There is an underlying cruelty to pranks; by pulling a prank you are seeking to get your enjoyment and satisfaction at the expense of others.  Your laughs come courtesy of putting another human being into a situation and the truth is, unless you know that other person intimately, you really don’t know the emotional ramifications of what you are doing.  You may be pulling an elevator prank on a person who has severe claustrophobia that spent the morning psyching up for an elevator trip.  You may be pulling a prank on a person who found out last night that their spouse has cancer, that their child is failing, that their world is falling apart.  You may be pulling a prank on a person who spent all of high school being bullied and is in an emotionally sensitive place every day.  What you are doing is taking a gamble with someone else’s emotional and physical well being – a gamble that you have no right to take because you can never know the full ramifications of any given situation for another human being.  And yes, you do bear the burden of responsibility for your actions.  Even if the other person’s reactions don’t make sense to you, you – the prankster – bear the burden of responsibility for pushing a button and flipping a switch that you had no right to do, and all for the sake of a laugh. 

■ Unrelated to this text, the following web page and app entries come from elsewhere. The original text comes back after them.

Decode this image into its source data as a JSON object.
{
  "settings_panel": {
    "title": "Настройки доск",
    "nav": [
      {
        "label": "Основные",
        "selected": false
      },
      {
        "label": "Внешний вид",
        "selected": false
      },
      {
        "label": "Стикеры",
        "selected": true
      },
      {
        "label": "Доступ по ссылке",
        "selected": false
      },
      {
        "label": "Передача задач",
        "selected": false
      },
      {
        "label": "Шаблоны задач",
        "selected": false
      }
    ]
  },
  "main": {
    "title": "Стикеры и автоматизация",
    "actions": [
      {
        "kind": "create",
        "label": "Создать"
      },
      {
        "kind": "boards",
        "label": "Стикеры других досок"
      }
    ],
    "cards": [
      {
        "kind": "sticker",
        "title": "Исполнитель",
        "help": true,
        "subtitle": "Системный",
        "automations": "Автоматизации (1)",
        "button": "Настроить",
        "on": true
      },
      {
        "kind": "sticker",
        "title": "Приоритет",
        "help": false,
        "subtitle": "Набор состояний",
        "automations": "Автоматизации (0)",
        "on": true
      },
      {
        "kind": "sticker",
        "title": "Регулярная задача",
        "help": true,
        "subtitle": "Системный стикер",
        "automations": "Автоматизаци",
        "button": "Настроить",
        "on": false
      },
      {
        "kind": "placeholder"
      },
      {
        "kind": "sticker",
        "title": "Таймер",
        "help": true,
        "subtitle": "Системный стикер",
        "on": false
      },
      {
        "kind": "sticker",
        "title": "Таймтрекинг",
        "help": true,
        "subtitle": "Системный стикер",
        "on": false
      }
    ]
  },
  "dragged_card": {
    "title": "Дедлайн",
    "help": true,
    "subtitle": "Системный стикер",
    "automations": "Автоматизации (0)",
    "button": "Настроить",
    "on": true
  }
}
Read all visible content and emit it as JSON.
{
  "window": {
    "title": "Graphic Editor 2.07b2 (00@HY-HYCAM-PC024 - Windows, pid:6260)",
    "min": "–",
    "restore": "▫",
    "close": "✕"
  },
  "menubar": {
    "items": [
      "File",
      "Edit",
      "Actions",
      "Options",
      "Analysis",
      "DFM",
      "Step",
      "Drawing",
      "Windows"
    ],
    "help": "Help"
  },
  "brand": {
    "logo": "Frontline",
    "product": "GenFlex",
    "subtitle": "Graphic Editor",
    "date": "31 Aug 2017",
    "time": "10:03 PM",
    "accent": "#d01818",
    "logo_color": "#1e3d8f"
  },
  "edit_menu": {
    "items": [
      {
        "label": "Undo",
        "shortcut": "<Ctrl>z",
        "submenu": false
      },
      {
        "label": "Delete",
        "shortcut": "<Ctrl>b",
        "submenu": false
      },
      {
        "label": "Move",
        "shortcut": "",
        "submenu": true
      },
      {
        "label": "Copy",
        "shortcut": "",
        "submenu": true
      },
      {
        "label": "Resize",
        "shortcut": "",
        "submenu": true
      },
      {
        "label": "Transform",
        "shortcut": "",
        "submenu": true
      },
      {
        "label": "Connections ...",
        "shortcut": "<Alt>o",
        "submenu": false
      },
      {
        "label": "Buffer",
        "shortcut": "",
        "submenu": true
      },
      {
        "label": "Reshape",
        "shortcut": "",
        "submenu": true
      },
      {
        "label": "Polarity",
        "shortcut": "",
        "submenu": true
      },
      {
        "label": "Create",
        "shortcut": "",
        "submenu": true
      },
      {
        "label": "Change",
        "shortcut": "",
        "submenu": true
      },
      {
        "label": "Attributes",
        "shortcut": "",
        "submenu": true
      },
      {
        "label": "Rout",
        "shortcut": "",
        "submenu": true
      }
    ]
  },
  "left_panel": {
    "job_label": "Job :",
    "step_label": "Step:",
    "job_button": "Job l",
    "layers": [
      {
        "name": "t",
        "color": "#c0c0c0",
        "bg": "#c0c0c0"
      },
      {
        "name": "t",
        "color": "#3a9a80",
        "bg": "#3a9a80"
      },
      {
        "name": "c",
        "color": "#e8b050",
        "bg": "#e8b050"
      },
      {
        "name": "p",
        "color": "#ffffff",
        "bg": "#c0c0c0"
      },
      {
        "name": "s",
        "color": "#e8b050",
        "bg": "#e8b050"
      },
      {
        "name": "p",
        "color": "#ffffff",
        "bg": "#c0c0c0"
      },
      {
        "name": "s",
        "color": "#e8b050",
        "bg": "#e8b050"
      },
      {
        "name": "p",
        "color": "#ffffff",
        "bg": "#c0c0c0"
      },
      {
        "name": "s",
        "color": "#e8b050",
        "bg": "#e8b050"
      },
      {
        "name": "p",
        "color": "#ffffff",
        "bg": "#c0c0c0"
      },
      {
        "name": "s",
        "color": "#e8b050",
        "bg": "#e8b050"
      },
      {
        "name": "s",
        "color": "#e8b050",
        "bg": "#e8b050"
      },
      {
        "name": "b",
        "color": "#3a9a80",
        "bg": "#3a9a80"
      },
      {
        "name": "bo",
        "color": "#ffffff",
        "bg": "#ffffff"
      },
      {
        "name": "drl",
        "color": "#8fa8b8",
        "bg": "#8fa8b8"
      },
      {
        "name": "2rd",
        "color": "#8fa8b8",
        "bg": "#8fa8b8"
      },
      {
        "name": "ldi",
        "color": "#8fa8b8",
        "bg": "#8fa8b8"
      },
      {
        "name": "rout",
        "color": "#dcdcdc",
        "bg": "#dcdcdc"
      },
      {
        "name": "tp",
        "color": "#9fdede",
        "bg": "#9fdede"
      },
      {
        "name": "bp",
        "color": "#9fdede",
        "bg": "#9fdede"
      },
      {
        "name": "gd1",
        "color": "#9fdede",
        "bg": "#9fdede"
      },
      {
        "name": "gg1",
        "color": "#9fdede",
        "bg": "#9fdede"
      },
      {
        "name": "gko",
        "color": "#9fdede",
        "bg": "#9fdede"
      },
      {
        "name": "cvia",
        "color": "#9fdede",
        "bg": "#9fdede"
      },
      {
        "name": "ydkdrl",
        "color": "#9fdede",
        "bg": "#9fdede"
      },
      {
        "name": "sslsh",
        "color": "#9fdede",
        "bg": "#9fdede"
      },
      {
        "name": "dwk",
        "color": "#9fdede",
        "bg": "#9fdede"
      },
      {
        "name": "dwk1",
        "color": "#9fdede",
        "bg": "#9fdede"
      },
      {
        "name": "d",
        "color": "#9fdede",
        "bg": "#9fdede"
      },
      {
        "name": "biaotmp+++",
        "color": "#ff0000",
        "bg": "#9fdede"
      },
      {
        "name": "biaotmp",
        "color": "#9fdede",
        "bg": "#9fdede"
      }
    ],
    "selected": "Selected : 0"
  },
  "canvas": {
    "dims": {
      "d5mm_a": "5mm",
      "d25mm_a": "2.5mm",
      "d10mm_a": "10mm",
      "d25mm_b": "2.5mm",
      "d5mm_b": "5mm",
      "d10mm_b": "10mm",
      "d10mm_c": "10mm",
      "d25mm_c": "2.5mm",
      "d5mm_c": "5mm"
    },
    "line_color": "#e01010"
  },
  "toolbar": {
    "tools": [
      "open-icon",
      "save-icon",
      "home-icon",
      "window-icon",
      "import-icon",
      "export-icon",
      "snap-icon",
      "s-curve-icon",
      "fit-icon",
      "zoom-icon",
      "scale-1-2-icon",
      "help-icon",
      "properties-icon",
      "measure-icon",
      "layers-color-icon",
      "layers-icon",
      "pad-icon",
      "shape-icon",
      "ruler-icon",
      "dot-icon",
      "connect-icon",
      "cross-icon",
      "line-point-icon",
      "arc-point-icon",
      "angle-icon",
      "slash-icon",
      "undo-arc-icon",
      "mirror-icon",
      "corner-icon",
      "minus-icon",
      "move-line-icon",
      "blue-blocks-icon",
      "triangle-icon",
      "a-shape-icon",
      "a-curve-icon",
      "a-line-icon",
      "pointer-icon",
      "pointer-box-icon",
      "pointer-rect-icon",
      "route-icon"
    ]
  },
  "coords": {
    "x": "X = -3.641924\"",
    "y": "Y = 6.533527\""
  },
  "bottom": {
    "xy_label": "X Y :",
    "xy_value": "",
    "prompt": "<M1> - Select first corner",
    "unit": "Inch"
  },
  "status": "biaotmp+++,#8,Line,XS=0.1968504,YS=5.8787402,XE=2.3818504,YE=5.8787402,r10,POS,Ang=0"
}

“No one knows for certain how much impact they have on the lives of other people. Oftentimes, we have no clue. Yet we push it just the same.”  – 13 Reasons Why, Jay Asher

A Bully by Any Other Name
A prankster is nothing more than a glorified bully.  They are using another person – unwillingly – to generate a laugh. A prankster is the HS bully who gives the class geek a mega wedgy while everyone in the hallway laughs.  A prankster is the mean girl who slut shames, the boy with the shock gum who delights in seeing that jolt of pain when their victim is zapped, the group of kids at prom with the bucket of pigs blood.  While we are taking a stand against bullies, let’s remember that pranks are often just another form of bullying because it comes at the expense of another human being without their consent and without knowledge of the impact that it has on them.

“You don’t know what goes on in anyone’s life but your own. And when you mess with one part of a person’s life, you’re not messing with just that part. Unfortunately, you can’t be that precise and selective. When you mess with one part of a person’s life, you’re messing with their entire life. Everything. . . affects everything.” – 13 Reasons Why, Jay Asher

One can’t help but think in this situation of the book 13 Reasons Why by Jay Asher.  The main idea behind this book is that our words and actions have consequences.  We may not even see them at the moment, but there is a recipient on the other end and we can never fully understand the impact we are having.  Sometimes we see it too late.  This is why we must think carefully before we speak, step lightly on the path of other lives.  When we come in contact with another life, we leave our finger prints on it.  That is a huge responsibility to bear, we should not do so as lightly as we often do.

“No one knows for certain how much impact they have on the lives of other people. Oftentimes, we have no clue. Yet we push it just the same.” – 13 Reasons Why, Jay Asher